South Africa is a great value-for-money destination. The South African currency is Rand, which as of August 2009, trades at about R8.00 (eight Rand) to $1 or R11.00 (eleven Rand) to €1. Be sure to check the current exchange rate prior to travel, as it will fluctuate. Food and drinks at restaurants are generally affordable, come in large portions and offer good value. Food and drinks from supermarkets offer even better value.
Safety and security will be a mayor focus in the upcoming soccer World Cup 2010. South Africa is known for its recent rise in violent crime, so government and stakeholders have taken a no-tolerance approach to crime. Various anti-crime initiatives have been launched, with a massive investment made to boost South Africa’s crime-fighting infrastructure (including crowd-control and anti-terrorism measures). Experts from around the world are training the dedicated police force of 41,000 officers that will be deployed for the World Cup. Visitors are encouraged to make clear arrangements beforehand, to walk in groups and not to display obvious signs of wealth such as dangling cameras, cell phones and golden jewelry. Knowing where you are going and not being distracted by an open map will guarantee safer travel.

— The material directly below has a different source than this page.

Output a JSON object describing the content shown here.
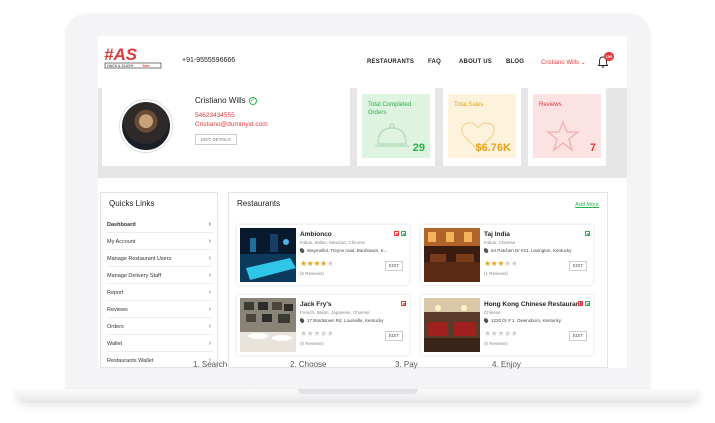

On the topic of maps: using a recent map of South Africa is crucial. Many street, city and place names have been changed to reflect the new democracy in the country. The roads in big cities have also changed drastically due to infrastructure upgrades. As such, older maps are no longer accurate. When changes in names are very recent, both the old and new names are given to avoid confusion.
Soccer World Cup 2010 happens in the South African winter. This means daytime temperatures are mild and temperate, although nighttimes can be cold. The northern parts of the country are usually dry during winter, with the more southern Cape region receiving winter rainfall. However, 2009 has been one of the wettest winters in years, with showers covering the country for days on-end. So taking raingear is advisable regardless of which part of the country you will be visiting. Some parts of South Africa are also classified as Malaria-areas. Luckily, malaria is more common in the summer, so when visiting the Kruger National Park in the winter the risk is greatly minimized. Before traveling, please check if specific inoculations are required.